Daniel Goleman, author of the bestseller “Emotional Intelligence,” is a regular contributor to Korn Ferry. His latest book, "Altered Traits: Science Reveals How Meditation Changes Your Mind, Brain, and Body," is available now.
You know that feeling of not getting your money's worth, when you paid for something and it just didn't meet expectations? This happens in corporate development, too. Many executives believe in the benefits of leadership training in theory, but according to a Korn Ferry survey of more than 7,500 executives, more than half rate the Return on Investment (ROI) of their leadership development efforts as “fair to very poor.”
Why? In most cases, the leaders themselves are intelligent and competent. They are strategic and knowledgeable about what needs to be done. But often the missing piece comes down to emotional and social intelligence—the human capacity to connect with others and guide them towards a shared vision. Here’s an example.
I worked with Dimitri, an executive who was trying to establish some lean methods with his team, aiming to eliminate wasteful processes and cut down costs.

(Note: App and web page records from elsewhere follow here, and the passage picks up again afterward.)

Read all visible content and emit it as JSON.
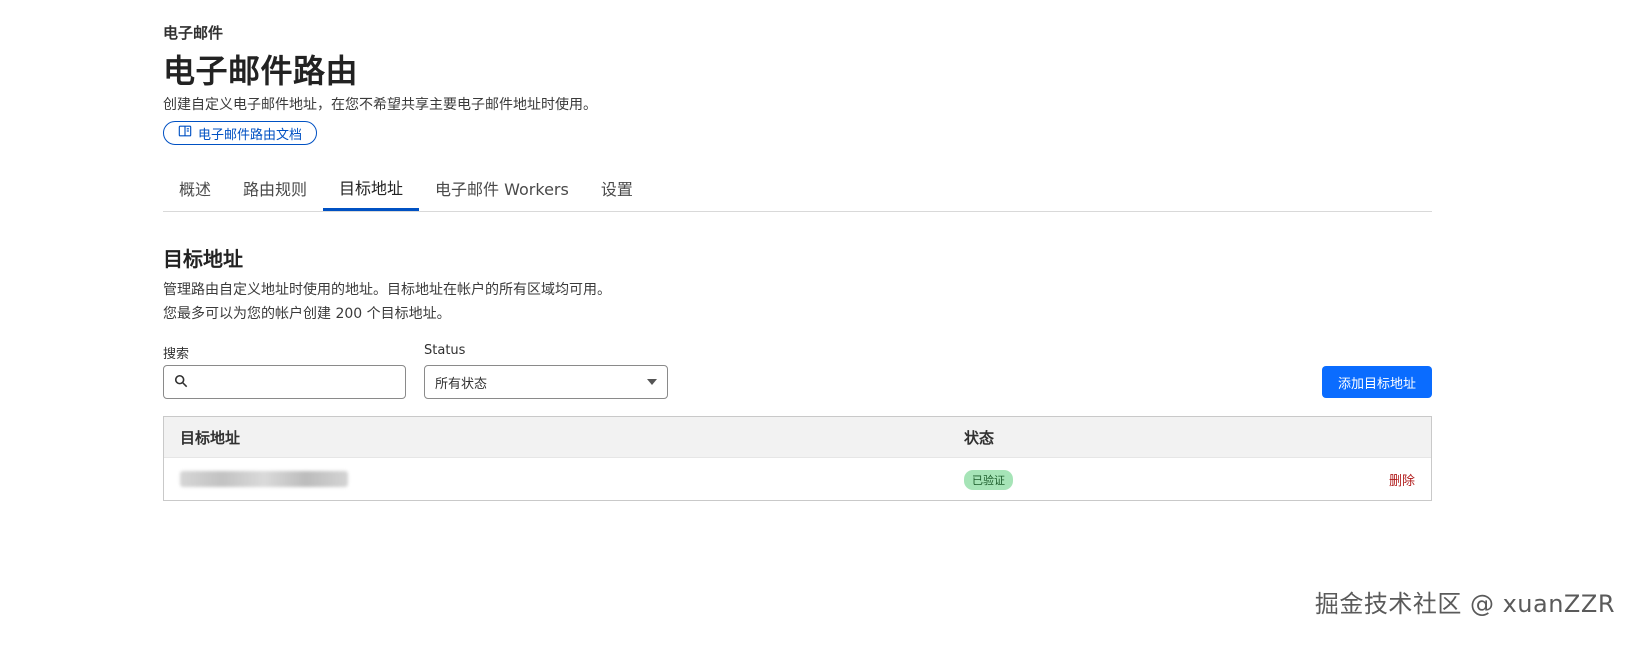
{
  "header": {
    "breadcrumb": "电子邮件",
    "title": "电子邮件路由",
    "description": "创建自定义电子邮件地址，在您不希望共享主要电子邮件地址时使用。",
    "doc_link_label": "电子邮件路由文档"
  },
  "tabs": [
    {
      "label": "概述",
      "active": false
    },
    {
      "label": "路由规则",
      "active": false
    },
    {
      "label": "目标地址",
      "active": true
    },
    {
      "label": "电子邮件 Workers",
      "active": false
    },
    {
      "label": "设置",
      "active": false
    }
  ],
  "section": {
    "title": "目标地址",
    "desc_line1": "管理路由自定义地址时使用的地址。目标地址在帐户的所有区域均可用。",
    "desc_line2": "您最多可以为您的帐户创建 200 个目标地址。"
  },
  "filters": {
    "search_label": "搜索",
    "search_value": "",
    "status_label": "Status",
    "status_selected": "所有状态"
  },
  "add_button_label": "添加目标地址",
  "table": {
    "columns": [
      "目标地址",
      "状态"
    ],
    "rows": [
      {
        "status": "已验证",
        "action": "删除"
      }
    ]
  },
  "watermark": "掘金技术社区 @ xuanZZR",
  "colors": {
    "accent": "#0051c3",
    "primary_button": "#0a6cff",
    "verified_badge": "#a6e4b7",
    "danger": "#b01a1a"
  }
}
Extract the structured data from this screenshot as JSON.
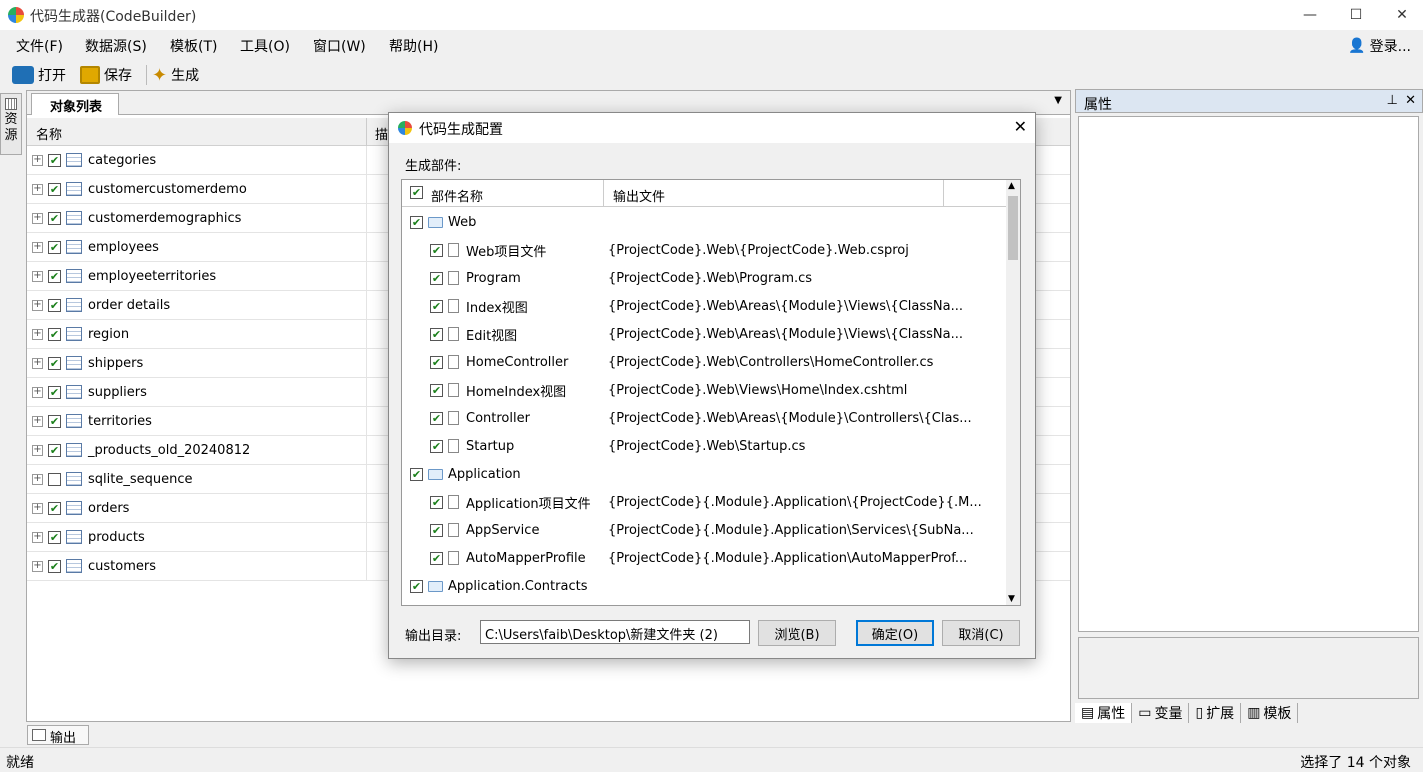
{
  "window": {
    "title": "代码生成器(CodeBuilder)",
    "minimize": "—",
    "maximize": "☐",
    "close": "✕"
  },
  "menu": [
    "文件(F)",
    "数据源(S)",
    "模板(T)",
    "工具(O)",
    "窗口(W)",
    "帮助(H)"
  ],
  "login": "登录...",
  "toolbar": {
    "open": "打开",
    "save": "保存",
    "generate": "生成"
  },
  "sidebar_tab": "资源",
  "object_panel": {
    "tab": "对象列表",
    "col_name": "名称",
    "col_desc": "描"
  },
  "tables": [
    {
      "name": "categories",
      "checked": true
    },
    {
      "name": "customercustomerdemo",
      "checked": true
    },
    {
      "name": "customerdemographics",
      "checked": true
    },
    {
      "name": "employees",
      "checked": true
    },
    {
      "name": "employeeterritories",
      "checked": true
    },
    {
      "name": "order details",
      "checked": true
    },
    {
      "name": "region",
      "checked": true
    },
    {
      "name": "shippers",
      "checked": true
    },
    {
      "name": "suppliers",
      "checked": true
    },
    {
      "name": "territories",
      "checked": true
    },
    {
      "name": "_products_old_20240812",
      "checked": true
    },
    {
      "name": "sqlite_sequence",
      "checked": false
    },
    {
      "name": "orders",
      "checked": true
    },
    {
      "name": "products",
      "checked": true
    },
    {
      "name": "customers",
      "checked": true
    }
  ],
  "properties": {
    "title": "属性",
    "pin": "⊥",
    "close": "✕"
  },
  "bottom_tabs": [
    "属性",
    "变量",
    "扩展",
    "模板"
  ],
  "output_tab": "输出",
  "status": {
    "left": "就绪",
    "right": "选择了 14 个对象"
  },
  "dialog": {
    "title": "代码生成配置",
    "parts_label": "生成部件:",
    "col_part": "部件名称",
    "col_output": "输出文件",
    "items": [
      {
        "name": "Web",
        "level": 0,
        "type": "folder",
        "output": ""
      },
      {
        "name": "Web项目文件",
        "level": 1,
        "type": "file",
        "output": "{ProjectCode}.Web\\{ProjectCode}.Web.csproj"
      },
      {
        "name": "Program",
        "level": 1,
        "type": "file",
        "output": "{ProjectCode}.Web\\Program.cs"
      },
      {
        "name": "Index视图",
        "level": 1,
        "type": "file",
        "output": "{ProjectCode}.Web\\Areas\\{Module}\\Views\\{ClassNa..."
      },
      {
        "name": "Edit视图",
        "level": 1,
        "type": "file",
        "output": "{ProjectCode}.Web\\Areas\\{Module}\\Views\\{ClassNa..."
      },
      {
        "name": "HomeController",
        "level": 1,
        "type": "file",
        "output": "{ProjectCode}.Web\\Controllers\\HomeController.cs"
      },
      {
        "name": "HomeIndex视图",
        "level": 1,
        "type": "file",
        "output": "{ProjectCode}.Web\\Views\\Home\\Index.cshtml"
      },
      {
        "name": "Controller",
        "level": 1,
        "type": "file",
        "output": "{ProjectCode}.Web\\Areas\\{Module}\\Controllers\\{Clas..."
      },
      {
        "name": "Startup",
        "level": 1,
        "type": "file",
        "output": "{ProjectCode}.Web\\Startup.cs"
      },
      {
        "name": "Application",
        "level": 0,
        "type": "folder",
        "output": ""
      },
      {
        "name": "Application项目文件",
        "level": 1,
        "type": "file",
        "output": "{ProjectCode}{.Module}.Application\\{ProjectCode}{.M..."
      },
      {
        "name": "AppService",
        "level": 1,
        "type": "file",
        "output": "{ProjectCode}{.Module}.Application\\Services\\{SubNa..."
      },
      {
        "name": "AutoMapperProfile",
        "level": 1,
        "type": "file",
        "output": "{ProjectCode}{.Module}.Application\\AutoMapperProf..."
      },
      {
        "name": "Application.Contracts",
        "level": 0,
        "type": "folder",
        "output": ""
      }
    ],
    "outdir_label": "输出目录:",
    "outdir_value": "C:\\Users\\faib\\Desktop\\新建文件夹 (2)",
    "browse": "浏览(B)",
    "ok": "确定(O)",
    "cancel": "取消(C)"
  }
}
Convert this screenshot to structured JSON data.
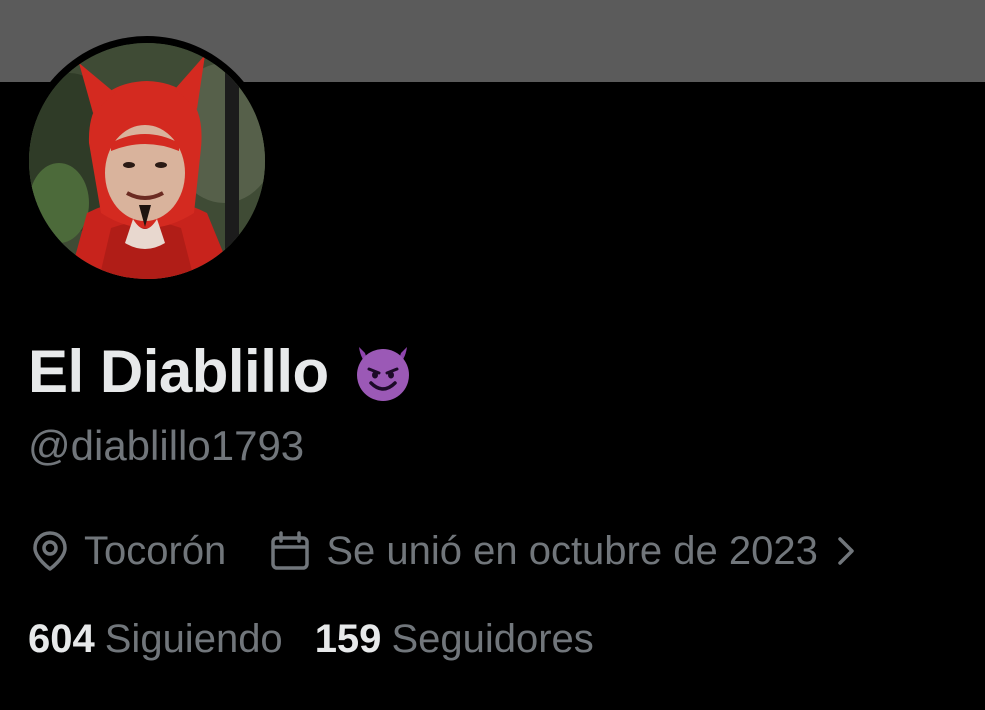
{
  "profile": {
    "display_name": "El Diablillo",
    "name_emoji": "smiling-face-with-horns",
    "handle": "@diablillo1793",
    "avatar": "devil-costume-child-photo",
    "location": {
      "icon": "location-pin-icon",
      "label": "Tocorón"
    },
    "joined": {
      "icon": "calendar-icon",
      "label": "Se unió en octubre de 2023"
    },
    "stats": {
      "following_count": "604",
      "following_label": "Siguiendo",
      "followers_count": "159",
      "followers_label": "Seguidores"
    }
  },
  "colors": {
    "background": "#000000",
    "banner": "#5b5b5b",
    "primary_text": "#e7e9ea",
    "secondary_text": "#71767b",
    "emoji_purple": "#8e44ad"
  }
}
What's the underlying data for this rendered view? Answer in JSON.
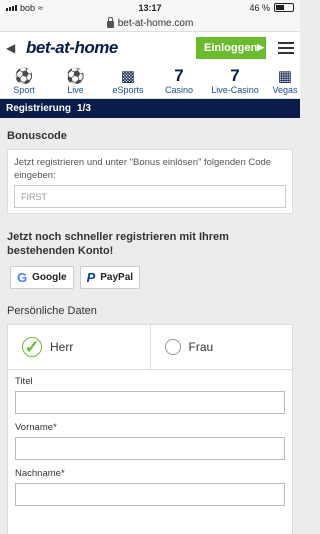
{
  "status": {
    "carrier": "bob",
    "time": "13:17",
    "battery": "46 %"
  },
  "browser": {
    "url": "bet-at-home.com"
  },
  "header": {
    "logo": "bet-at-home",
    "login_label": "Einloggen"
  },
  "nav": {
    "items": [
      {
        "label": "Sport",
        "icon": "soccer-ball-icon"
      },
      {
        "label": "Live",
        "icon": "live-ball-icon"
      },
      {
        "label": "eSports",
        "icon": "gamepad-icon"
      },
      {
        "label": "Casino",
        "icon": "seven-icon"
      },
      {
        "label": "Live-Casino",
        "icon": "live-seven-icon"
      },
      {
        "label": "Vegas",
        "icon": "slot-machine-icon"
      }
    ]
  },
  "page": {
    "title": "Registrierung",
    "step": "1/3"
  },
  "bonus": {
    "title": "Bonuscode",
    "description": "Jetzt registrieren und unter \"Bonus einlösen\" folgenden Code eingeben:",
    "placeholder": "FIRST"
  },
  "social": {
    "title": "Jetzt noch schneller registrieren mit Ihrem bestehenden Konto!",
    "google_label": "Google",
    "paypal_label": "PayPal"
  },
  "personal": {
    "title": "Persönliche Daten",
    "gender_male": "Herr",
    "gender_female": "Frau",
    "fields": {
      "title": "Titel",
      "firstname": "Vorname*",
      "lastname": "Nachname*"
    }
  },
  "colors": {
    "brand": "#0a1d4a",
    "accent": "#6cbb2f"
  }
}
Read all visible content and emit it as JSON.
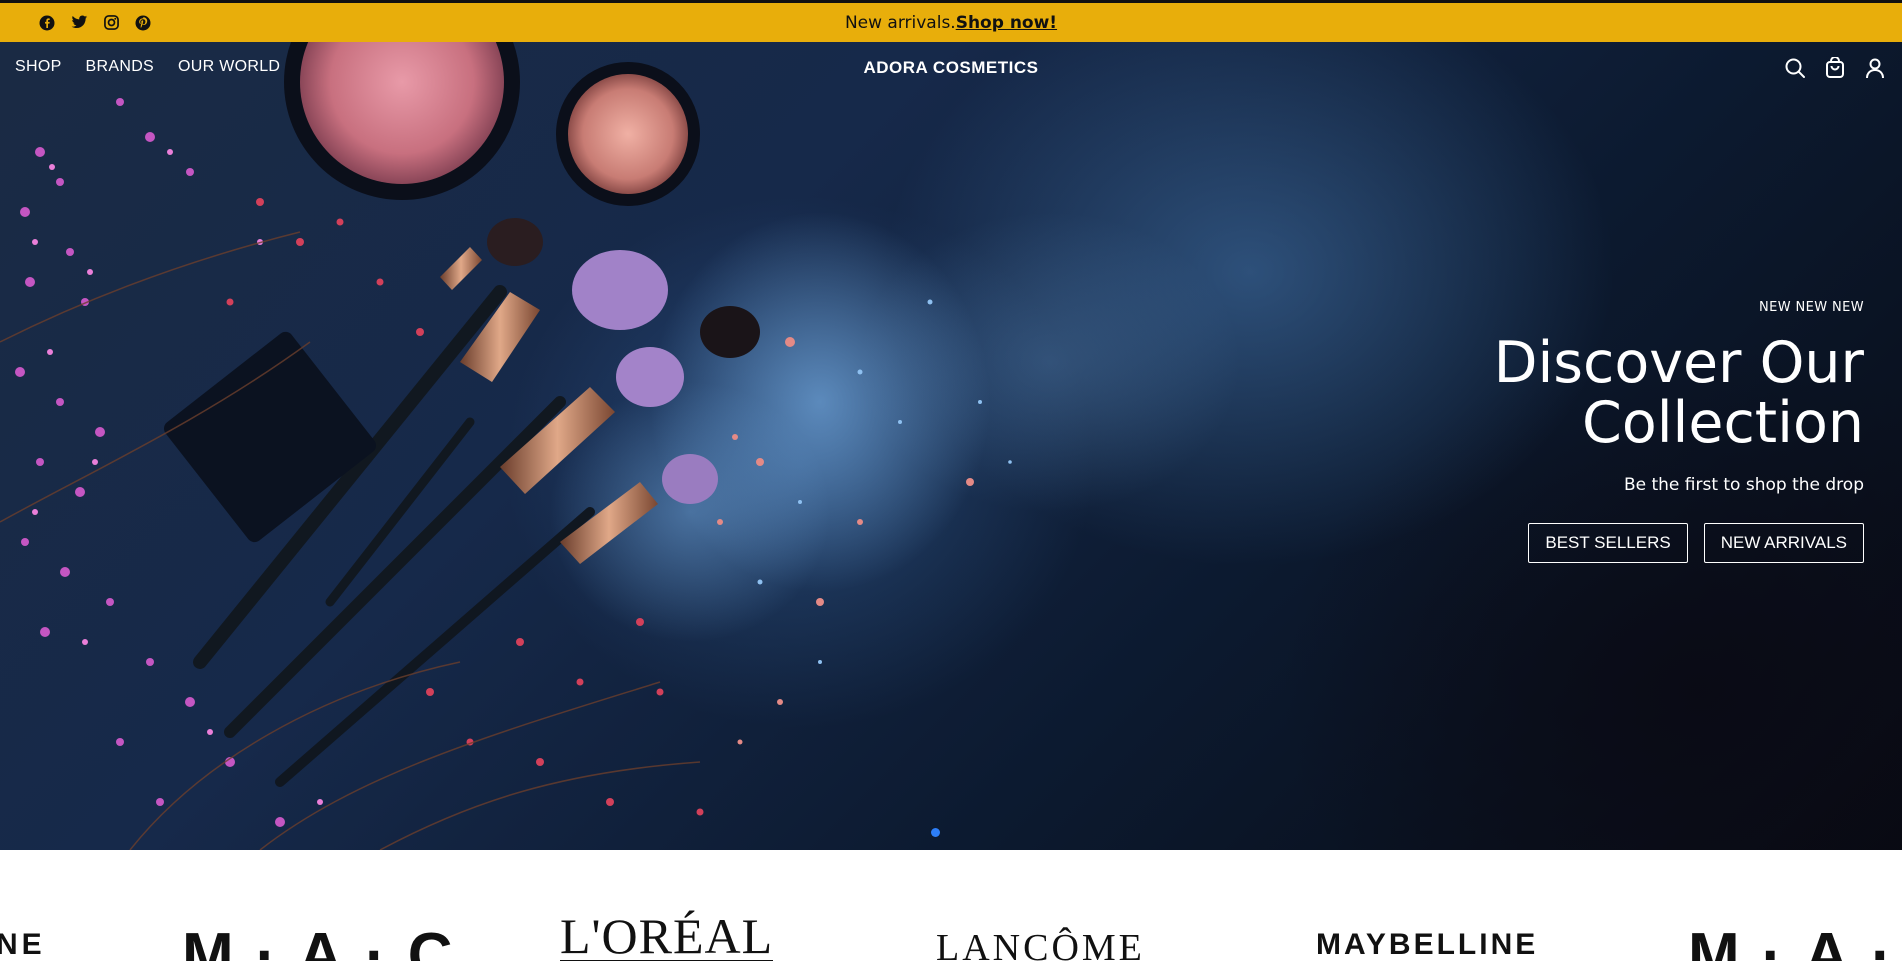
{
  "announcement": {
    "text": "New arrivals.",
    "link": "Shop now!",
    "socials": [
      "facebook-icon",
      "twitter-icon",
      "instagram-icon",
      "pinterest-icon"
    ]
  },
  "nav": {
    "items": [
      "SHOP",
      "BRANDS",
      "OUR WORLD"
    ],
    "brand": "ADORA COSMETICS",
    "icons": [
      "search-icon",
      "cart-icon",
      "account-icon"
    ]
  },
  "hero": {
    "eyebrow": "NEW NEW NEW",
    "headline": "Discover Our Collection",
    "subheadline": "Be the first to shop the drop",
    "buttons": [
      "BEST SELLERS",
      "NEW ARRIVALS"
    ],
    "slide_count": 1,
    "active_slide": 1
  },
  "brands_strip": {
    "logos": [
      "NE",
      "M·A·C",
      "L'ORÉAL",
      "LANCÔME",
      "MAYBELLINE",
      "M·A·C"
    ]
  },
  "colors": {
    "announcement_bg": "#e8ae0b",
    "hero_bg": "#14233e",
    "accent_dot": "#2d7ef7"
  }
}
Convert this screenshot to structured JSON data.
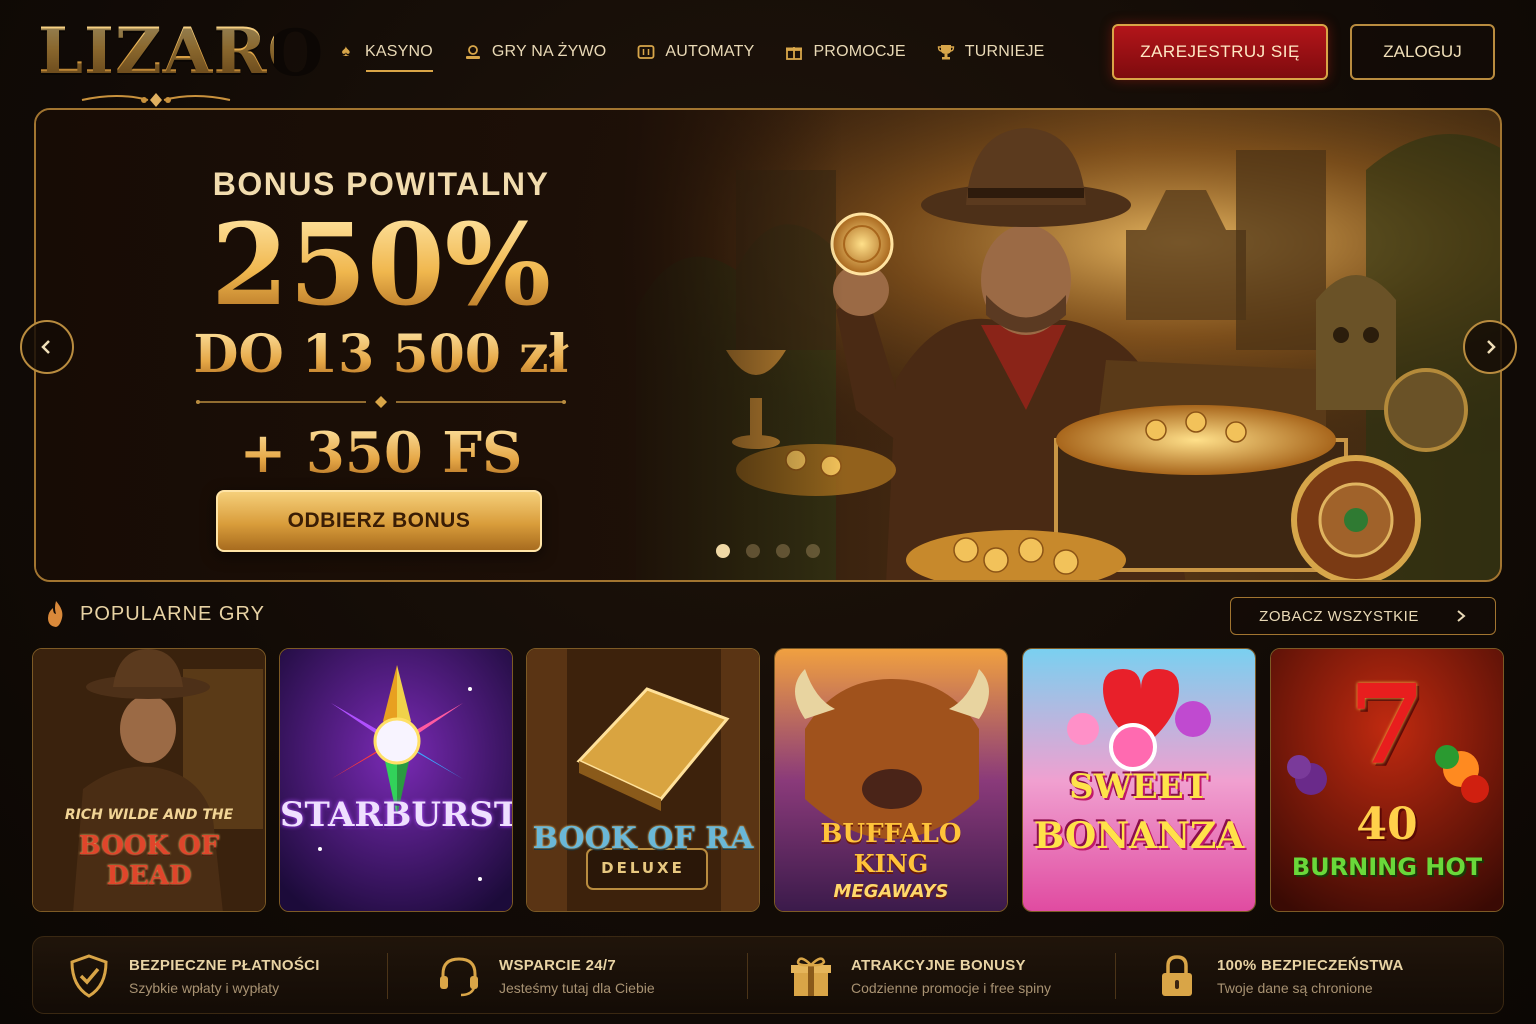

But after several months of training, efficiency had actually gotten worse. He was frustrated, confused, and disappointed. The problem was that he hadn't first cultivated the shared attitudes that would make everyone receptive to lean processes—or to any change at all. His direct reports felt these were superfluous trainings. He had never offered a vision for what he hoped to accomplish, and more importantly, why his team should see value in it. He also didn’t bother to offer team members an opportunity to voice their opinions from their unique perspectives on where waste could be eliminated.
Another reason leadership development programs can be underwhelming: lack of acknowledging their importance in the culture of an organization, or a lack of investment in shifting that culture in a way that better meets company objectives beyond the bottom line.
Because leadership training comes in a broad variety of philosophies and methodologies, failing to align a leadership development strategy across all levels of a company creates a sub-optimal environment.
A business isn't just a collection of people who happen to work on discreet tasks in the same office. A business is a team of people working together towards shared goals, often depending on one another's success. Inspirational leadership is vital in providing a clear vision, but that doesn’t emerge in a vacuum. It takes a positive and collaborative environment to nurture success from the top down and the bottom up. That entails open communication, trust, patience, testing different approaches, and occasionally a little bit of risk—such as giving junior talent opportunities to implement their good ideas.
Bottom line: Manage expectations to initiate a culture change. Leadership development, it turns out, isn't just about a given leader at all. To see a positive ROI on leadership training, leaders must prepare their teams for change too.